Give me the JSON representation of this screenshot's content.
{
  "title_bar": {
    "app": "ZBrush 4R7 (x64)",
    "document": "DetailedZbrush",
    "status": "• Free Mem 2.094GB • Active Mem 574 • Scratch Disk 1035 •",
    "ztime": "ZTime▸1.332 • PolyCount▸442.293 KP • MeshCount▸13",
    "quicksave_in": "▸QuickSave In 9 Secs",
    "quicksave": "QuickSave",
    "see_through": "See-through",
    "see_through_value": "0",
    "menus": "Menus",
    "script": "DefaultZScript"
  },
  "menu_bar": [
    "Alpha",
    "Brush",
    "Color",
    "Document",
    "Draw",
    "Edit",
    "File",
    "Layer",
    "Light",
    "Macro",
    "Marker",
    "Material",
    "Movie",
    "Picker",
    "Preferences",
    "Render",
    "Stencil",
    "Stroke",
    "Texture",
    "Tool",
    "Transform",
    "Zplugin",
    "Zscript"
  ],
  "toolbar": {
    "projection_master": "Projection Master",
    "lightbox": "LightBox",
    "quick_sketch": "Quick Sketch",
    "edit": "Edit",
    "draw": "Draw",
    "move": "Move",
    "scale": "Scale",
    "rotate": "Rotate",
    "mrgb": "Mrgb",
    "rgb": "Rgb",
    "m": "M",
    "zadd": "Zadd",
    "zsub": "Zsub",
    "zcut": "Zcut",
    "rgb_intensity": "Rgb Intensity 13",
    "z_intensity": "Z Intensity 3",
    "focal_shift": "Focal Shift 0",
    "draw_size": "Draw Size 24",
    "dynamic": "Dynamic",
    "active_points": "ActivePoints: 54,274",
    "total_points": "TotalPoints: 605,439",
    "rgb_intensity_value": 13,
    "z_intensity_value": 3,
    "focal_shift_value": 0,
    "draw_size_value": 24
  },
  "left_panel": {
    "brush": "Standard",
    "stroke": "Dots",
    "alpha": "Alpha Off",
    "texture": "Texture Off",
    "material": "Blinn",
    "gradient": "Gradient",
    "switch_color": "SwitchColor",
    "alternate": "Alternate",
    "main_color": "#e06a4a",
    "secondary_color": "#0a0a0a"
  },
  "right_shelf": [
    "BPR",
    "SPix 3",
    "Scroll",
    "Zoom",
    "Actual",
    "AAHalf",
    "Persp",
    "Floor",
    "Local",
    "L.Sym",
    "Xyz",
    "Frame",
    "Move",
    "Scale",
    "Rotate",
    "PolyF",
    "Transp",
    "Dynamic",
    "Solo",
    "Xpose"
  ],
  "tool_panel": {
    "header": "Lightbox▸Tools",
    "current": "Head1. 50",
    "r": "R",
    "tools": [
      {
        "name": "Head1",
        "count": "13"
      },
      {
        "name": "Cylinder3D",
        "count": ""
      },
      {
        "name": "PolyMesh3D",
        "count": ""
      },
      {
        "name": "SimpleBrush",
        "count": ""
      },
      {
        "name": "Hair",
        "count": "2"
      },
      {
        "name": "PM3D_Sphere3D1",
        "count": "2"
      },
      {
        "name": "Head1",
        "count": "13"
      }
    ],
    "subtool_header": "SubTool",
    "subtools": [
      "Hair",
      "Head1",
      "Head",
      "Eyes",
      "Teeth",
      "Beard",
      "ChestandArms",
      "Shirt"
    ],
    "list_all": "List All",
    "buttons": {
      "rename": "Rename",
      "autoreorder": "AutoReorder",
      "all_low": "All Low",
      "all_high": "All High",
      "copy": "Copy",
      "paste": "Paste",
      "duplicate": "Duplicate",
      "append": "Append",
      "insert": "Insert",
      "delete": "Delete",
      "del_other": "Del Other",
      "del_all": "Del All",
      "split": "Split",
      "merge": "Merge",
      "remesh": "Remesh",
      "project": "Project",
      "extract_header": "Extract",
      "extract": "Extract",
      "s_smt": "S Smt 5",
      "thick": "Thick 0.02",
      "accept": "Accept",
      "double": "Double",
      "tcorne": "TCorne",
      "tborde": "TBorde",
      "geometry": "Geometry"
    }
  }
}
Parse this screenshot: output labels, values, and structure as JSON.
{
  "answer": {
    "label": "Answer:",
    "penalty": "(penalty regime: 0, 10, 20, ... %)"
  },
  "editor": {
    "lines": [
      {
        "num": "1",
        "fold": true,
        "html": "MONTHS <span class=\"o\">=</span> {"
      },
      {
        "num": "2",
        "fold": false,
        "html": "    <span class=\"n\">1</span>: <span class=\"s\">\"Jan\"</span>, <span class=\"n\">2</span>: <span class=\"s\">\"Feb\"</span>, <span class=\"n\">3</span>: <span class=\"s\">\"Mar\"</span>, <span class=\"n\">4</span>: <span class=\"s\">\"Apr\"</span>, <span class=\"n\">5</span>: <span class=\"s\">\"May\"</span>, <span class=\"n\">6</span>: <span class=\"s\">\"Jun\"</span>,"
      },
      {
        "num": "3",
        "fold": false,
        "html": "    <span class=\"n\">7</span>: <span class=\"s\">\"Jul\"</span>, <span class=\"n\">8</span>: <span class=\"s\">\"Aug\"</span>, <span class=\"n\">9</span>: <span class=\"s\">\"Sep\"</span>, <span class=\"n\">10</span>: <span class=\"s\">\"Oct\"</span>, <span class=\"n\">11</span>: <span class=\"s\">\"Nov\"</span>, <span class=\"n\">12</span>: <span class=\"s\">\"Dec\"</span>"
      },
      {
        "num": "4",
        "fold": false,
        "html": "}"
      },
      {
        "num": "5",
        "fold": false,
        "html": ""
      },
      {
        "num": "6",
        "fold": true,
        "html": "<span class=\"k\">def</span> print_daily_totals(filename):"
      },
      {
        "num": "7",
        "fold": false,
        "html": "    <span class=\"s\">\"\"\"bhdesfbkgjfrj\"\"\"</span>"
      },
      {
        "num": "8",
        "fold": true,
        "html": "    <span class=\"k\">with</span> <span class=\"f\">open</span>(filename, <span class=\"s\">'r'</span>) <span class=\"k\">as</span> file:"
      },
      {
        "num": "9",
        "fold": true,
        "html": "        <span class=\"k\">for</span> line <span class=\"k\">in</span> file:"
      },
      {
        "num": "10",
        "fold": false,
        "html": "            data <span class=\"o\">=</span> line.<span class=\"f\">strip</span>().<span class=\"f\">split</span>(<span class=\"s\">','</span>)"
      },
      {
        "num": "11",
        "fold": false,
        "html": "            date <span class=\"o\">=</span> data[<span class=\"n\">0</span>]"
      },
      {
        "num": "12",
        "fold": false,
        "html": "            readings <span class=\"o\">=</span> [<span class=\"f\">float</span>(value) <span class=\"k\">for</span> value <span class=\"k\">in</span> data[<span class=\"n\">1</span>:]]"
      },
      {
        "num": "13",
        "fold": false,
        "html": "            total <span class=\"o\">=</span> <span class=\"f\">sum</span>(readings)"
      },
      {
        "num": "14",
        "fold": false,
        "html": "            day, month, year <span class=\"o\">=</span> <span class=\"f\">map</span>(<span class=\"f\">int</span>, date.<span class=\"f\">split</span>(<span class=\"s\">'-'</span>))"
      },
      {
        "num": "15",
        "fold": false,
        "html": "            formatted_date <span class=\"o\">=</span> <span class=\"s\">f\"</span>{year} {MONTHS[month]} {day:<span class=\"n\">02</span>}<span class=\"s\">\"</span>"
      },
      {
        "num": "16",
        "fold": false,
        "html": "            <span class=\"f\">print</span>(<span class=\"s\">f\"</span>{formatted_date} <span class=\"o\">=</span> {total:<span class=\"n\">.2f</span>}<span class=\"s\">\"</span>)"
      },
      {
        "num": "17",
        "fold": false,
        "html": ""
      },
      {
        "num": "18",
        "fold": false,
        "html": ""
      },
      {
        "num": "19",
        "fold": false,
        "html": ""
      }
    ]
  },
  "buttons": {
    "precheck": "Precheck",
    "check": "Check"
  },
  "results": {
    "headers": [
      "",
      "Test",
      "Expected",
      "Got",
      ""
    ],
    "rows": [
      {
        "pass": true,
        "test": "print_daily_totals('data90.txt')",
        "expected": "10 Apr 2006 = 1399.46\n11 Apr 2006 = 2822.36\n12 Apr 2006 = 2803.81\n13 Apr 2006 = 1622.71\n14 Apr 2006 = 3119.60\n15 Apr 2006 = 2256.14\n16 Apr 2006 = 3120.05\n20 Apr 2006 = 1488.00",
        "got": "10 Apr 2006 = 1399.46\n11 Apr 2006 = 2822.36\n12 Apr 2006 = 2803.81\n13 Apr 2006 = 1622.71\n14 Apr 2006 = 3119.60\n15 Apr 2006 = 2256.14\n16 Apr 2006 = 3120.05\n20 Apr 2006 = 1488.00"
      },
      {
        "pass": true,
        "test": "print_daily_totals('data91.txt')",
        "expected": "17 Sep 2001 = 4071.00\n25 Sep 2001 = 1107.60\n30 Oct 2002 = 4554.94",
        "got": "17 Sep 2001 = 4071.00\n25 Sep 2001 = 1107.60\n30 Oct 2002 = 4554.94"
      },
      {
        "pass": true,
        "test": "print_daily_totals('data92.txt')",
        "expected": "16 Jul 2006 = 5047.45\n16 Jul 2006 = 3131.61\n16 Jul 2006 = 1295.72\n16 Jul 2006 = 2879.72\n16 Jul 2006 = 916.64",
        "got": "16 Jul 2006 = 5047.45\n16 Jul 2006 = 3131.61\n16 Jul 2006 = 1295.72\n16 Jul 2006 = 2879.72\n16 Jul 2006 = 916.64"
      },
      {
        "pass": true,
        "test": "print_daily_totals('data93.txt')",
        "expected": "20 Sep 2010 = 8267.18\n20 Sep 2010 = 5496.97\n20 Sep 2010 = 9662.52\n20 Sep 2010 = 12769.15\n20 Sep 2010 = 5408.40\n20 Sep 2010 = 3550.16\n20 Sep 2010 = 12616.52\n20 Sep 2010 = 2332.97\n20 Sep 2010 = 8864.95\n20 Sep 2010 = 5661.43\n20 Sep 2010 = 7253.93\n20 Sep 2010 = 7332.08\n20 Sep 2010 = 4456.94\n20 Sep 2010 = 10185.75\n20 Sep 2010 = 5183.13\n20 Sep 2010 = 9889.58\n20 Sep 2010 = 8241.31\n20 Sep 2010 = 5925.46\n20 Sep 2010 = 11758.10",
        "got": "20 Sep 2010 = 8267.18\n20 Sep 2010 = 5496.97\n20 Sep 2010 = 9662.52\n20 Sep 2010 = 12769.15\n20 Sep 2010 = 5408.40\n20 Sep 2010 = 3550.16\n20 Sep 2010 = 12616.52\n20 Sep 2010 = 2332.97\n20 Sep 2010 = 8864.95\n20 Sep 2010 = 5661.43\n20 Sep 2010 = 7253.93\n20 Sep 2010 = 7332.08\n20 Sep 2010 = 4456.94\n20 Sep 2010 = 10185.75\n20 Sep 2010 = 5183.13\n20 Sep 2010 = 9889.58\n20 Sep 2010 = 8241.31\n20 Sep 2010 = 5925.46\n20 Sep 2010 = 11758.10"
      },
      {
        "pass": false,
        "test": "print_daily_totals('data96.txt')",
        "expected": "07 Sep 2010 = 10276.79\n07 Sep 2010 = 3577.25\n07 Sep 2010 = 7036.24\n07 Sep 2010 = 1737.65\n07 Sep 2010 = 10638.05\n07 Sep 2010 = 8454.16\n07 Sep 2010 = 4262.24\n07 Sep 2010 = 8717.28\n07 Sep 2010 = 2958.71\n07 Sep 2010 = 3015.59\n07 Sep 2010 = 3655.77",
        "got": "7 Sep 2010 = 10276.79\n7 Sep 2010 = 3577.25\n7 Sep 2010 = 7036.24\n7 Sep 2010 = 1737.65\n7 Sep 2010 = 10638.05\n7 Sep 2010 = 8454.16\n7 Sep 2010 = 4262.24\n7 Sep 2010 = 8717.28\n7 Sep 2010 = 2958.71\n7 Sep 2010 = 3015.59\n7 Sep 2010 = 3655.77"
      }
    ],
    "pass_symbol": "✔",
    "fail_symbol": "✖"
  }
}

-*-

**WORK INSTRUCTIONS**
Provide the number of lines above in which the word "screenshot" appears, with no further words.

**SOLUTION TO THE PROBLEM**
2